As you print the data below, keep every line exactly as it is and leave the images behind.

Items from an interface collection

╔══

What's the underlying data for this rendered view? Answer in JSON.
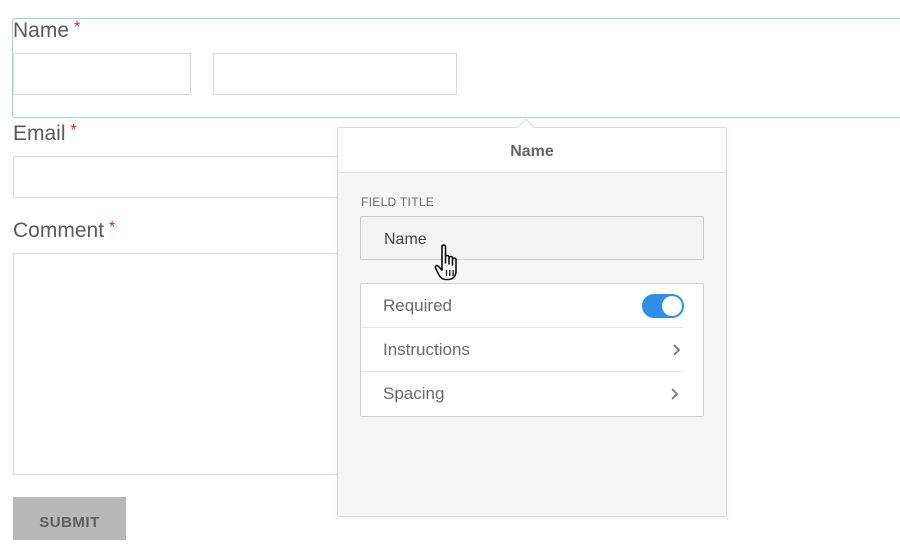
{
  "form": {
    "name_label": "Name",
    "email_label": "Email",
    "comment_label": "Comment",
    "required_marker": "*",
    "submit_label": "SUBMIT"
  },
  "popover": {
    "title": "Name",
    "field_title_label": "FIELD TITLE",
    "field_title_value": "Name",
    "options": {
      "required_label": "Required",
      "required_on": true,
      "instructions_label": "Instructions",
      "spacing_label": "Spacing"
    }
  },
  "colors": {
    "accent": "#2f8ee7",
    "required": "#e2242a",
    "selection_outline": "#9fd0ee"
  },
  "icons": [
    "chevron-right-icon",
    "hand-pointer-icon"
  ]
}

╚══

## Result for this task
What's the underlying data for this rendered view? Answer in JSON.
{
  "form": {
    "name_label": "Name",
    "email_label": "Email",
    "comment_label": "Comment",
    "required_marker": "*",
    "submit_label": "SUBMIT"
  },
  "popover": {
    "title": "Name",
    "field_title_label": "FIELD TITLE",
    "field_title_value": "Name",
    "options": {
      "required_label": "Required",
      "required_on": true,
      "instructions_label": "Instructions",
      "spacing_label": "Spacing"
    }
  },
  "colors": {
    "accent": "#2f8ee7",
    "required": "#e2242a",
    "selection_outline": "#9fd0ee"
  },
  "icons": [
    "chevron-right-icon",
    "hand-pointer-icon"
  ]
}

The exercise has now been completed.